WASHINGTON (Reuters) – A U.S. safety regulator said on Thursday it has allowed SoftBank Group-backed autonomous vehicle startup Nuro Inc to temporarily deploy up to 5,000 low-speed electric delivery vehicles without human controls like mirrors and steering wheels.
The National Highway Traffic Safety Administration’s (NHTSA) approval of a petition by Nuro will allow the privately held robotics company to deploy the “R2,” a delivery vehicle designed to have no human occupants and operate exclusively with an automated driving system.
Automakers must currently meet nearly 75 auto safety standards, many of which were written decades ago with the assumption that a licensed driver would be in control of the vehicle.
This is the first time NHTSA is approving a petition to allow the deployment of automated driving systems without meetings all existing U.S. auto safety standards. U.S. lawmakers have spent years trying to overhaul federal laws to speed the deployment of self-driving vehicles.
Transportation Secretary Elaine Chao said for Nuro self-driving delivery vehicles “certain features that the department traditionally required – such as mirrors and windshield for vehicles carrying drivers – no longer make sense.”
NHTSA is allowing Nuro to deploy the vehicles during a two-year period as part of a local delivery service for restaurants, grocery stores, and other companies.

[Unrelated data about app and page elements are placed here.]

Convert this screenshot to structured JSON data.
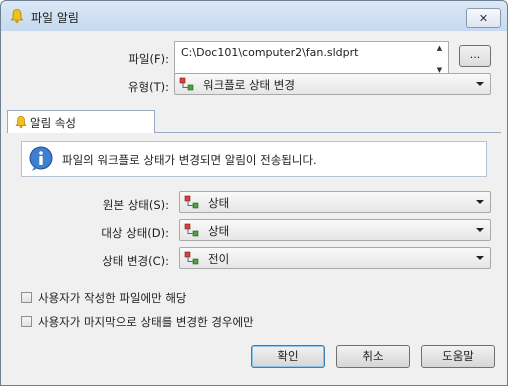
{
  "window": {
    "title": "파일 알림",
    "close_glyph": "✕"
  },
  "file": {
    "label": "파일(F):",
    "value": "C:\\Doc101\\computer2\\fan.sldprt",
    "browse_label": "..."
  },
  "type": {
    "label": "유형(T):",
    "value": "워크플로 상태 변경",
    "icon": "workflow-state-icon"
  },
  "tab": {
    "label": "알림 속성",
    "icon": "bell-icon"
  },
  "info": {
    "text": "파일의 워크플로 상태가 변경되면 알림이 전송됩니다.",
    "icon": "info-icon"
  },
  "original_state": {
    "label": "원본 상태(S):",
    "value": "상태"
  },
  "target_state": {
    "label": "대상 상태(D):",
    "value": "상태"
  },
  "state_change": {
    "label": "상태 변경(C):",
    "value": "전이"
  },
  "checkboxes": [
    {
      "label": "사용자가 작성한 파일에만 해당",
      "checked": false
    },
    {
      "label": "사용자가 마지막으로 상태를 변경한 경우에만",
      "checked": false
    }
  ],
  "buttons": {
    "ok": "확인",
    "cancel": "취소",
    "help": "도움말"
  },
  "colors": {
    "title_gradient_top": "#dbe8f6",
    "title_gradient_bottom": "#c6d9ee",
    "client_bg": "#f0f0f0",
    "default_button_border": "#3c7fb1"
  }
}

The “R2,” which Nuro describes as an “electric-powered delivery robot,” is designed to make short trips and will be restricted to pre-mapped neighborhood streets. It is about half the width of a regular car, has no steering wheel or seating positions and gull wing cargo doors.
Nuro said Americans “waste a lot of time running errands” and that it envisions “a future where everything comes to you, on-demand, for free.”

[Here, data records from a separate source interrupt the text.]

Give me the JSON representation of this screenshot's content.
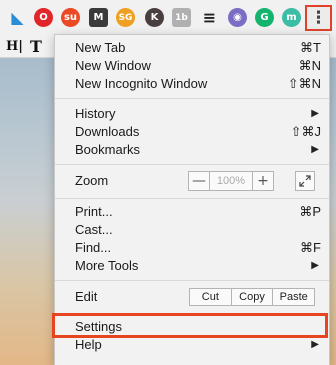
{
  "toolbar": {
    "extensions": [
      {
        "icon": "feather-icon",
        "glyph": "◣",
        "color": "#2a8bd6"
      },
      {
        "icon": "opera-icon",
        "glyph": "O",
        "color": "#e0262a"
      },
      {
        "icon": "stumbleupon-icon",
        "glyph": "su",
        "color": "#eb4924"
      },
      {
        "icon": "m-icon",
        "glyph": "M",
        "color": "#3b3b3b"
      },
      {
        "icon": "sg-icon",
        "glyph": "SG",
        "color": "#f0a020"
      },
      {
        "icon": "k-icon",
        "glyph": "K",
        "color": "#4a3f3f"
      },
      {
        "icon": "1b-icon",
        "glyph": "1b",
        "color": "#b0b0b0"
      },
      {
        "icon": "buffer-icon",
        "glyph": "≡",
        "color": "#222222"
      },
      {
        "icon": "circle-purple-icon",
        "glyph": "◉",
        "color": "#7b6cc4"
      },
      {
        "icon": "grammarly-icon",
        "glyph": "G",
        "color": "#14b46e"
      },
      {
        "icon": "m-teal-icon",
        "glyph": "m",
        "color": "#3dbda6"
      }
    ],
    "menu_icon": "⋮"
  },
  "bookmarks": [
    {
      "icon": "h-bookmark-icon",
      "glyph": "H|"
    },
    {
      "icon": "t-bookmark-icon",
      "glyph": "T"
    }
  ],
  "menu": {
    "new_tab": {
      "label": "New Tab",
      "shortcut": "⌘T"
    },
    "new_window": {
      "label": "New Window",
      "shortcut": "⌘N"
    },
    "new_incognito": {
      "label": "New Incognito Window",
      "shortcut": "⇧⌘N"
    },
    "history": {
      "label": "History"
    },
    "downloads": {
      "label": "Downloads",
      "shortcut": "⇧⌘J"
    },
    "bookmarks": {
      "label": "Bookmarks"
    },
    "zoom": {
      "label": "Zoom",
      "minus": "—",
      "value": "100%",
      "plus": "+"
    },
    "print": {
      "label": "Print...",
      "shortcut": "⌘P"
    },
    "cast": {
      "label": "Cast..."
    },
    "find": {
      "label": "Find...",
      "shortcut": "⌘F"
    },
    "more_tools": {
      "label": "More Tools"
    },
    "edit": {
      "label": "Edit",
      "cut": "Cut",
      "copy": "Copy",
      "paste": "Paste"
    },
    "settings": {
      "label": "Settings"
    },
    "help": {
      "label": "Help"
    },
    "arrow": "▶"
  },
  "colors": {
    "highlight": "#e64520"
  }
}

NHTSA said the R2 includes the same automated driving system in Nuro’s prior “R1” vehicle. Because the “R2” is classified as a low-speed neighborhood vehicle, it does not need to meet all safety requirements of traditional vehicles.
Nuro, which was co-founded in 2016 by two former engineers of Google’s self-driving car project, said last year it raised $940 million from SoftBank Group Corp which valued the Silicon Valley-based company at $2.7 billion. The funding by SoftBank came through its $100 billion Vision Fund.
Nuro has worked with Kroger Co since 2018 on a pilot project to deliver groceries autonomously first in Scottsdale, Arizona and then in Houston, Texas. Walmart Inc and Domino’s Pizza said last year they would launch pilot delivery projects with Nuro in Houston.
NHTSA is requiring real-time reporting about safety issues, regular meetings with the agency, and community engagement in deployment areas.
Nuro told NHTSA in its October 2018 petition the “R2” vehicles will at all times be monitored by remote human operators who can take over driving control if needed.
Reporting by David Shepardson; Editing by Muralikumar Anantharaman